## RECORD EXCERPTS
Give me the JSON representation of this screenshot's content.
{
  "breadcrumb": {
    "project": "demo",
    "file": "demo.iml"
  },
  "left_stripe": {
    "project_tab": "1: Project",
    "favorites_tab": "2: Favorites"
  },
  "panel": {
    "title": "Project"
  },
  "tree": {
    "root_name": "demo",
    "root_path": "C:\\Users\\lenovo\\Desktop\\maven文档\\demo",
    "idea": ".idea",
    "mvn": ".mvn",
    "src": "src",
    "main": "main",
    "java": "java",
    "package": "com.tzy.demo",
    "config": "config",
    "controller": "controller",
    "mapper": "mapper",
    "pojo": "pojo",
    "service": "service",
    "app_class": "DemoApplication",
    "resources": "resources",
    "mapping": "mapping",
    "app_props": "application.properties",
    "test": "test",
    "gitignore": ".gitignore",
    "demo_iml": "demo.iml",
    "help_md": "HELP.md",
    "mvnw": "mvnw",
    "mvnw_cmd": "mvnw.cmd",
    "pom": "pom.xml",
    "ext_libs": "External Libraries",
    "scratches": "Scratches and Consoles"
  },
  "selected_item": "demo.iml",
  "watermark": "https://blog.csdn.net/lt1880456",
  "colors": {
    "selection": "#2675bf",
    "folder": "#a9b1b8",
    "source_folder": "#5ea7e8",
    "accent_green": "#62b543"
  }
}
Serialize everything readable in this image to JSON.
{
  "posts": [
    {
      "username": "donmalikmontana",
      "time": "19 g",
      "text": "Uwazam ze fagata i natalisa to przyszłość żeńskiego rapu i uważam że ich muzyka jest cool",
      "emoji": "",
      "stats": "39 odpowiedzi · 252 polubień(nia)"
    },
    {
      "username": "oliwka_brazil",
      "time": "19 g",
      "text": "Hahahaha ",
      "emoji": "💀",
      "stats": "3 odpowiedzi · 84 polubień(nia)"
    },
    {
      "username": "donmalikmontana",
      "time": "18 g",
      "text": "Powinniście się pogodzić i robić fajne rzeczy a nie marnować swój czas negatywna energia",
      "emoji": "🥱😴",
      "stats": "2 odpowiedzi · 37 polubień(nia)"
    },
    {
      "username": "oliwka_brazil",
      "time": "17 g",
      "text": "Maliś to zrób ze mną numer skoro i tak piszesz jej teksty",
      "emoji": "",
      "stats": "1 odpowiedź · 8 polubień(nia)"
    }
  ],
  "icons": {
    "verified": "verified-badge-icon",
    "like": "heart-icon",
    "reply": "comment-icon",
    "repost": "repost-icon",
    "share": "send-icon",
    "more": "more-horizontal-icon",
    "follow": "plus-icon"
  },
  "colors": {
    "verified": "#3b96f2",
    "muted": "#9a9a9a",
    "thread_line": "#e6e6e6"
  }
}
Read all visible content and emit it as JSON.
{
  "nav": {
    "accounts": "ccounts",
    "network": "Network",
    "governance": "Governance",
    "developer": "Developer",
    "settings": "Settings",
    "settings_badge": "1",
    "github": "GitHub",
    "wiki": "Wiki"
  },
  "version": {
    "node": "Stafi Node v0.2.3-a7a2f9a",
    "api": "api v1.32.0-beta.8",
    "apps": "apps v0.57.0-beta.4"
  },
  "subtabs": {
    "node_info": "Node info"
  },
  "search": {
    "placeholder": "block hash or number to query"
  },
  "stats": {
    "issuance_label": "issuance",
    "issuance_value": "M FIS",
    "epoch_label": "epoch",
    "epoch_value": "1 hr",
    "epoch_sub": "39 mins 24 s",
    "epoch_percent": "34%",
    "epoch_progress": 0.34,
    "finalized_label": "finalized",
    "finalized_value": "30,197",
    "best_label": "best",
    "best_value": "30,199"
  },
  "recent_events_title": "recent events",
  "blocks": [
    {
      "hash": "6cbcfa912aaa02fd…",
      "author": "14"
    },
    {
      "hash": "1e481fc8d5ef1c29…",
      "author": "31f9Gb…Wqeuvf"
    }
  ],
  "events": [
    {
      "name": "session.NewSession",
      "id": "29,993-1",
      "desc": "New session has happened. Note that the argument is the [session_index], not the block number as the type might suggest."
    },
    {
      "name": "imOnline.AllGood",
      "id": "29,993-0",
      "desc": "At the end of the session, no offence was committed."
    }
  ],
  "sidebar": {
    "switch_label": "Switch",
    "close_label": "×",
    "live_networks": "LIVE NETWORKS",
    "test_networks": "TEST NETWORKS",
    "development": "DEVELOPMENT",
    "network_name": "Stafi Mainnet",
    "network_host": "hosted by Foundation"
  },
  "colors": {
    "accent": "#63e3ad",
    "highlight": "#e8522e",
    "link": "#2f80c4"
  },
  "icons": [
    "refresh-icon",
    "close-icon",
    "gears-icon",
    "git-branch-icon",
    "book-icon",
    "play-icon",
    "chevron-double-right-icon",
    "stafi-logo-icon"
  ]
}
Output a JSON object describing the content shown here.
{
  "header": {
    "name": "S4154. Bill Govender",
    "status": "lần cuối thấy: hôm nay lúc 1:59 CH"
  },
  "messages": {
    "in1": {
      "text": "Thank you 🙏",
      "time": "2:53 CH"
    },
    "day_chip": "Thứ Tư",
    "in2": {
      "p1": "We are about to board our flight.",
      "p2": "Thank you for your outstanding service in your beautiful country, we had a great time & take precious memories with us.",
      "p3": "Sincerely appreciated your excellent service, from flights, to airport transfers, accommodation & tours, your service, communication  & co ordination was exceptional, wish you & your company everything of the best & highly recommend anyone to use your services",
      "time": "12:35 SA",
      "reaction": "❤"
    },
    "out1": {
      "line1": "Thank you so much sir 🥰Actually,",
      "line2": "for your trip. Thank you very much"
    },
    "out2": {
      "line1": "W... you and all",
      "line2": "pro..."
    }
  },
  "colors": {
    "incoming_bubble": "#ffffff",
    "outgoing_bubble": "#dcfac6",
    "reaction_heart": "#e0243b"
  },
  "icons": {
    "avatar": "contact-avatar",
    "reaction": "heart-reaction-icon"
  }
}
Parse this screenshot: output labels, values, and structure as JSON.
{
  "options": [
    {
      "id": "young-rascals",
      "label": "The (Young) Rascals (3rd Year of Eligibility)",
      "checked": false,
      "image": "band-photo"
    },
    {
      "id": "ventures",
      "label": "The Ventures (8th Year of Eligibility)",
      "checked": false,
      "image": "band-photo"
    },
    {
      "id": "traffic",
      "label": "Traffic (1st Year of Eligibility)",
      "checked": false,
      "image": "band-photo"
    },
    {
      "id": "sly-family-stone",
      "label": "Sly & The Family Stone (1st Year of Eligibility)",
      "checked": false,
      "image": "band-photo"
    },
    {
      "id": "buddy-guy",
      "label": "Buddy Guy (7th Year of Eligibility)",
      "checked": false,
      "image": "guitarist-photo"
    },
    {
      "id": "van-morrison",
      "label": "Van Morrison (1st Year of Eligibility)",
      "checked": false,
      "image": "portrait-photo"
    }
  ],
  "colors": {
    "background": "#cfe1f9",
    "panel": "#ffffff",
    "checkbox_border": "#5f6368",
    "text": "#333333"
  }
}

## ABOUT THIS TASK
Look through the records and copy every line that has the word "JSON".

## SOLUTION FOR THIS EXERCISE
Give me the JSON representation of this screenshot's content.
Serialize everything readable in this image to JSON.
Read all visible content and emit it as JSON.
Output a JSON object describing the content shown here.
Parse this screenshot: output labels, values, and structure as JSON.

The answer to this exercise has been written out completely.